The work most frequently involves making copies that the museum exhibits to the public while the original remains in storage. But they also replace glass tubes that break while they are shipped, add neon that has leaked out, and swap out transistors that don’t work.
“Neon is an ephemeral medium, so it needs to be totally replaced when a work is restored, and basically made new a lot of the time,” said Abby Lepold, senior registrar at the New Museum. “We usually have all the information and specifications to make the artwork, but because of the nature of neon, it doesn’t last forever, it can be remade, and it stays true to the artist’s vision.”

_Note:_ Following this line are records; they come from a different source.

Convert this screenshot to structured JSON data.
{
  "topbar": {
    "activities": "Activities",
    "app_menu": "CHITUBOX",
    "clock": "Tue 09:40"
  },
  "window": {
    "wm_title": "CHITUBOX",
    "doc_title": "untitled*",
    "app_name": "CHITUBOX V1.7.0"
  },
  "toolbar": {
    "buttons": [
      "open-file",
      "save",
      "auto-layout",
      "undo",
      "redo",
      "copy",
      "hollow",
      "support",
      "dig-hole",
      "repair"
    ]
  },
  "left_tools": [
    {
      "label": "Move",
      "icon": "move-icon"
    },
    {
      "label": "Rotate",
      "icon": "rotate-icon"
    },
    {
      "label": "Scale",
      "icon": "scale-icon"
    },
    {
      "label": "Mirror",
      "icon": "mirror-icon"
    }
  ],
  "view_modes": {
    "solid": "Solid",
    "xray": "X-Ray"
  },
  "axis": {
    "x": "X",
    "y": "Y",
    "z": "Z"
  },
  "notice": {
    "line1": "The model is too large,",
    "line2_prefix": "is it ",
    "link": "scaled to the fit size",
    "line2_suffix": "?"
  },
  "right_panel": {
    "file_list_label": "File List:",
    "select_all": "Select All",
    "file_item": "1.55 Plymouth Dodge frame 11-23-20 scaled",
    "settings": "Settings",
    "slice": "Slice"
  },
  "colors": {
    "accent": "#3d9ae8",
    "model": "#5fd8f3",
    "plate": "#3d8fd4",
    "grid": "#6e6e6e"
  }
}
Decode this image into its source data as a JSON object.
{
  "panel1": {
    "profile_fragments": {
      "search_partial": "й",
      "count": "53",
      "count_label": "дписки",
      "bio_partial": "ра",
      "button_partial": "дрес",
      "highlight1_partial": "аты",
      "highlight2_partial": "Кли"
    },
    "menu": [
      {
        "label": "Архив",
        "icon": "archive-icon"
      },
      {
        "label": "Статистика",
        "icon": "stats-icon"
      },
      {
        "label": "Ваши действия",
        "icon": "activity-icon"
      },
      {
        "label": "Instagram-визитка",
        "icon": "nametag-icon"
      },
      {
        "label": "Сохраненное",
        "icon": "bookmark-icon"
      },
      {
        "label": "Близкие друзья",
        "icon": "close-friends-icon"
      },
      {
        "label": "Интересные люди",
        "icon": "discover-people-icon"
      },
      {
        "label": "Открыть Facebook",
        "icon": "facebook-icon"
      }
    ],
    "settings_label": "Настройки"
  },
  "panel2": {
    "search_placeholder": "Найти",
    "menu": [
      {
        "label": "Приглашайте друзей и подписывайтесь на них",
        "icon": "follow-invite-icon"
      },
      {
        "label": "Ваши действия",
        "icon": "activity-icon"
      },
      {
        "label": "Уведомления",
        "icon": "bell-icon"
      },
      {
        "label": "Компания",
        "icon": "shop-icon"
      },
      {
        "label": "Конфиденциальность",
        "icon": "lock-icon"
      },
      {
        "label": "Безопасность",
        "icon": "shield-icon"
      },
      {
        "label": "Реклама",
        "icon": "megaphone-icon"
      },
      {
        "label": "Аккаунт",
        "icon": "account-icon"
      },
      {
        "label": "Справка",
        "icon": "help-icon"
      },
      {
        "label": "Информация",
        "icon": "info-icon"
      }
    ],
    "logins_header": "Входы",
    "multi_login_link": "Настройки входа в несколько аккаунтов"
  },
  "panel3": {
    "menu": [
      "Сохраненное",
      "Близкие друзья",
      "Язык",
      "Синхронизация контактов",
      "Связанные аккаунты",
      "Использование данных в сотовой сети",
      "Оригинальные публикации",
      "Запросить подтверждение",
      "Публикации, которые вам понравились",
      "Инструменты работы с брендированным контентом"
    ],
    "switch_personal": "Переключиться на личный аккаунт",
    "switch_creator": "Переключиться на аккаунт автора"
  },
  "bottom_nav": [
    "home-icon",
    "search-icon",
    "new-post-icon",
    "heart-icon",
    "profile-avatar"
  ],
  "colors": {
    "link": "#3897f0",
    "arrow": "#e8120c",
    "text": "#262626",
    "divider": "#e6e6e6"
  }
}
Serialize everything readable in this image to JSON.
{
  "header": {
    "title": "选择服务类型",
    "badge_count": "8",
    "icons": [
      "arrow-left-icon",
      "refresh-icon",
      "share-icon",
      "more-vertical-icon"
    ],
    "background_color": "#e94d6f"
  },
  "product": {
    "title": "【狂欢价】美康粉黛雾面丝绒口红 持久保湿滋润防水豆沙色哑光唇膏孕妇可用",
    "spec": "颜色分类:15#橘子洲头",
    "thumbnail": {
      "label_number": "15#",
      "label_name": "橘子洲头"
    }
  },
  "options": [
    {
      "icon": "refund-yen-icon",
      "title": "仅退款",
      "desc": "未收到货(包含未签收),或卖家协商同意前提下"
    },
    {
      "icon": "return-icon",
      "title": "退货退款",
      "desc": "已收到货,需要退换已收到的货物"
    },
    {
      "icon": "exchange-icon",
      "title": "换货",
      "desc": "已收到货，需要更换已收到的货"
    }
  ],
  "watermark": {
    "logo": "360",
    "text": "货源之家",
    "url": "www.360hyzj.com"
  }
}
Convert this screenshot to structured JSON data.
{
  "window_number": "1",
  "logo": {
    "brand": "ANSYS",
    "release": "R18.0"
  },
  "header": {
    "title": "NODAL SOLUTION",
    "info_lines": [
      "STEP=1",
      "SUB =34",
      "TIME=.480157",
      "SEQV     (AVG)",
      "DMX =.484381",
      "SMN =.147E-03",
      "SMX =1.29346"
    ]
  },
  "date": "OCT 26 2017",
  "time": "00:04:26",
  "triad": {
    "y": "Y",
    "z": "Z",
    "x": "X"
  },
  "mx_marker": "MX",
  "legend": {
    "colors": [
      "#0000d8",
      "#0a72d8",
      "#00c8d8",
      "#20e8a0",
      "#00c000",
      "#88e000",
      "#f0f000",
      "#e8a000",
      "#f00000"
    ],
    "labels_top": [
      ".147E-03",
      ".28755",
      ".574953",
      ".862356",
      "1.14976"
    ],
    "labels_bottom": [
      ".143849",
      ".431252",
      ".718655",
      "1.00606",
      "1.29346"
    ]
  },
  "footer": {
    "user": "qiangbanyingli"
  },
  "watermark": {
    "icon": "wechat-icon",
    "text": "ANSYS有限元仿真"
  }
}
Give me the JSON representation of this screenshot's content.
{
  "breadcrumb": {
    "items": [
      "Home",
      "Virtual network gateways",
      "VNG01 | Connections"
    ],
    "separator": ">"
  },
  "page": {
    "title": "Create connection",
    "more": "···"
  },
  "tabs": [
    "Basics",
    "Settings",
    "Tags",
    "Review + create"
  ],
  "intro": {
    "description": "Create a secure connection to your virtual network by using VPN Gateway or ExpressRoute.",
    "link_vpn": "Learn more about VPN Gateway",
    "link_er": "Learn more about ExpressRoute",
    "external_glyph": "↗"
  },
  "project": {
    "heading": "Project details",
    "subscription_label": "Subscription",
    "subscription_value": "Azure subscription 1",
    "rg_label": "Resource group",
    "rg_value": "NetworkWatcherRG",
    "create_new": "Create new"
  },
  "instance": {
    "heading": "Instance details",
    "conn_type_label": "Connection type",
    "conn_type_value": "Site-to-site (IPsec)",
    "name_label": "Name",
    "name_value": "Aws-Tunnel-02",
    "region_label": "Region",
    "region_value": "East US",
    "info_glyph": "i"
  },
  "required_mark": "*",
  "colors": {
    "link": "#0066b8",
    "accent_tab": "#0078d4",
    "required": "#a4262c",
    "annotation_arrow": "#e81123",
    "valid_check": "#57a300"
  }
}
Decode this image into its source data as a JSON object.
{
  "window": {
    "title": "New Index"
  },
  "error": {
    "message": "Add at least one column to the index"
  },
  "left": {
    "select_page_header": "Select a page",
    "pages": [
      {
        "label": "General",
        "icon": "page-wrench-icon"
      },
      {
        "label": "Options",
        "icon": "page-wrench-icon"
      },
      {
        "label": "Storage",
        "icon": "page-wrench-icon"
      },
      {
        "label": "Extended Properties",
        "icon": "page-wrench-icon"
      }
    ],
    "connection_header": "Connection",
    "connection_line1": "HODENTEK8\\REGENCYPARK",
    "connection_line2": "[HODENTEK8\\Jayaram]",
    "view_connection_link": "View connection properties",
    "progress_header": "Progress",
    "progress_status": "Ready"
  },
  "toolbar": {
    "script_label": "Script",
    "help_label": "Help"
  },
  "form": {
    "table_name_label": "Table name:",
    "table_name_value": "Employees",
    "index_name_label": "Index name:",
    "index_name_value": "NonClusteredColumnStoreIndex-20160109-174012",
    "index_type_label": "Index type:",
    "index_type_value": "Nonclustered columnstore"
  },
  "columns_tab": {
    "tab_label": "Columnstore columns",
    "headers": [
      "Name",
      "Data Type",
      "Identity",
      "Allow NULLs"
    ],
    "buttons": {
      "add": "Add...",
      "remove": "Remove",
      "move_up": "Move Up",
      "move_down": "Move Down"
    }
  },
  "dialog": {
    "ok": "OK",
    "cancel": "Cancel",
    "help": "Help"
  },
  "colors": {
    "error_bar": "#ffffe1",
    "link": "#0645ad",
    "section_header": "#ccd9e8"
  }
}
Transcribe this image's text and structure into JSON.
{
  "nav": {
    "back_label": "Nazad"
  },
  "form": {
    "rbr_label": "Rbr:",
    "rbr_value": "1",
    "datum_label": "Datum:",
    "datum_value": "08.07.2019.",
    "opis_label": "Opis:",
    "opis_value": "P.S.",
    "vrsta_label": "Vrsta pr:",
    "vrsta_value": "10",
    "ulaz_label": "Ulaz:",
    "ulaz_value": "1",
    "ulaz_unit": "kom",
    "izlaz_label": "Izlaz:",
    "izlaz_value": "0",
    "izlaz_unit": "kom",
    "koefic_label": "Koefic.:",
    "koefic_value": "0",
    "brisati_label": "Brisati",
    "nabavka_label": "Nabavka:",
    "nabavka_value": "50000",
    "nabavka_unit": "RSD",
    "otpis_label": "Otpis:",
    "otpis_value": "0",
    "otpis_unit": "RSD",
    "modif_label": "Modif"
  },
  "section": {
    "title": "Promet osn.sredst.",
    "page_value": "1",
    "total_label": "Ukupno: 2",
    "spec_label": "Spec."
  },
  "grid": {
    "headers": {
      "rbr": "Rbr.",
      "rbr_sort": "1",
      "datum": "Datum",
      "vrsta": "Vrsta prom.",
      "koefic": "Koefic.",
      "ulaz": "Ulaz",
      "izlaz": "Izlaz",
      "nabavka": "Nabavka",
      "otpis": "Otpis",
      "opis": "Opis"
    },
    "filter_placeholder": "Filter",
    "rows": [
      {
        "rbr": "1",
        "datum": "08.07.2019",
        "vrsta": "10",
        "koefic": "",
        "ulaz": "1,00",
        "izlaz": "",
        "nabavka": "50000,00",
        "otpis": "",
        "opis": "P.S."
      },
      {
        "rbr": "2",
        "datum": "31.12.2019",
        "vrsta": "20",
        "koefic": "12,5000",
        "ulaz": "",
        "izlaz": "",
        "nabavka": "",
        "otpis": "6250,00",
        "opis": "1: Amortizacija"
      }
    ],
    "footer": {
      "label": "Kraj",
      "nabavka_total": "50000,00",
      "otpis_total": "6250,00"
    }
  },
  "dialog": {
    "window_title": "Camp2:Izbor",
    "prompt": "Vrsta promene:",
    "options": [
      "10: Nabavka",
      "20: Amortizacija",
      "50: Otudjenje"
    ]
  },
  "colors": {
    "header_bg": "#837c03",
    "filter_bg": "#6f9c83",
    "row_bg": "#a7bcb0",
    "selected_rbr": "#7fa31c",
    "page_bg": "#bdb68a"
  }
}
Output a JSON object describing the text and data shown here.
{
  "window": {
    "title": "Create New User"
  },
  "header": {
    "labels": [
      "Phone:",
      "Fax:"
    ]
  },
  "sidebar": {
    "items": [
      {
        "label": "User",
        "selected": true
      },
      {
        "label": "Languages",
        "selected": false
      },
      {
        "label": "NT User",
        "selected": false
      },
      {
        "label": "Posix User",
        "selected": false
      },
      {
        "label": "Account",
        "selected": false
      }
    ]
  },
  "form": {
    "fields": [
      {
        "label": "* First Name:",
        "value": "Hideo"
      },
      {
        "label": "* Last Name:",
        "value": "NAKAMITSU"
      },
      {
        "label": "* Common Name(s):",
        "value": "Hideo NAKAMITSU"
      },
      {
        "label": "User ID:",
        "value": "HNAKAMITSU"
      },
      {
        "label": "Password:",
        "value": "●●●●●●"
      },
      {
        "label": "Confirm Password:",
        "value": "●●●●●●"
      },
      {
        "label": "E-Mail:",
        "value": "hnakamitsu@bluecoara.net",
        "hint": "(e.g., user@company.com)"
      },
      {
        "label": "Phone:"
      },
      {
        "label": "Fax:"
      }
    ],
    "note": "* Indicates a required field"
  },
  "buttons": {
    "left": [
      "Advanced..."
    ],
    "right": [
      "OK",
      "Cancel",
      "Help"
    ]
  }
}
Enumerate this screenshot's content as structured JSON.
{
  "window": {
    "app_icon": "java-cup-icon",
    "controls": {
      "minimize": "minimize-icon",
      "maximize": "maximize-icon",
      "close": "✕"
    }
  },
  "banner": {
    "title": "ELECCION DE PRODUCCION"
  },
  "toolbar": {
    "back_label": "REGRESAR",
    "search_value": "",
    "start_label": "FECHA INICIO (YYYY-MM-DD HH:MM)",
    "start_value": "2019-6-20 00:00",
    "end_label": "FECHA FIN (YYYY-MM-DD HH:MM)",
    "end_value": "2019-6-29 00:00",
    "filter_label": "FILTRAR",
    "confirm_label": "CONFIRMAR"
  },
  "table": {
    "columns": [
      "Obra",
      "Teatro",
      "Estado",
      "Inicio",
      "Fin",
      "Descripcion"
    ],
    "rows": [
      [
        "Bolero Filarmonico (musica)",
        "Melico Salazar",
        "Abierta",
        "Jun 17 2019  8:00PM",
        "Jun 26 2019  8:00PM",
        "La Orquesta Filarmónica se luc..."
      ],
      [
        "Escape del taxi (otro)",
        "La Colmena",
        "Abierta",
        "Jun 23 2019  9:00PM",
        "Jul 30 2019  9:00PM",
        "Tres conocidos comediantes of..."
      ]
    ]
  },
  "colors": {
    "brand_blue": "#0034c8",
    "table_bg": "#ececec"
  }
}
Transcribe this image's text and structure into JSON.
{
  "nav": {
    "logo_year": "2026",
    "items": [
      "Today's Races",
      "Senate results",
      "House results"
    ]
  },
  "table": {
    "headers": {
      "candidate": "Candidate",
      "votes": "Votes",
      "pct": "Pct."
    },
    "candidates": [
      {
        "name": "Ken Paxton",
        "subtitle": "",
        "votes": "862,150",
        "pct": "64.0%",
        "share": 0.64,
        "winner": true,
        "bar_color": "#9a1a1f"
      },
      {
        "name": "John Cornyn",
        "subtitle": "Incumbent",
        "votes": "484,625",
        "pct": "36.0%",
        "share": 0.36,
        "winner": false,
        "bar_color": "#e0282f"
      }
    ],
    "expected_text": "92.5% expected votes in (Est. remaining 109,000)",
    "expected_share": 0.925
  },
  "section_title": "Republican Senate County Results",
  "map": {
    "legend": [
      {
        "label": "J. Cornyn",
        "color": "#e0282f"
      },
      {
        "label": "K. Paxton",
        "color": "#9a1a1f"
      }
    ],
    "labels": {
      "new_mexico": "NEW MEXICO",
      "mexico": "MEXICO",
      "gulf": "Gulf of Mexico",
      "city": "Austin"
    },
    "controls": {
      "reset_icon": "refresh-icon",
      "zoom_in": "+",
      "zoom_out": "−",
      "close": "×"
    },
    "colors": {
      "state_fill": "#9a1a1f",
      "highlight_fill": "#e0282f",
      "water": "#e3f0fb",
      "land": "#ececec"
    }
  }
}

The hardest part of restoring a neon piece is getting the color’s hue to match the rest of the sculpture. Let There Be Neon has an extensive stock of vintage glass tubes, but colors fade in different ways depending on how they are stored and exhibited and even where they were made. (White is the hardest color to replicate because it can change based on slight differences in temperature, Friedman says.)
Sometimes artists don’t want their work to be fixed. Artist Tracey Emin specifies that any existing editions of her work be destroyed and documented if they are ever remade into other editions.
“She’s very particular about it, even if we have the same color, because a new piece will be slightly brighter than others,” Friedman said. “If you put a brand new tube next to the slightly older one, one will look slightly different, and her preference is to remake the entire piece for its color consistency.”
That consistency is everything, especially when a neon work illuminates the twilight above a neighborhood pub or shines in an otherwise empty room in a museum exhibition.
“It will never be relegated to the past. It’s just too cool looking,” Steve Powers said. “LED lights don’t do the same thing, It works like artificial intelligence. You think you’re getting the real thing but when you get up close to it you’re like, ‘ahh, it’s deception, I hate this, it’s terrible.’”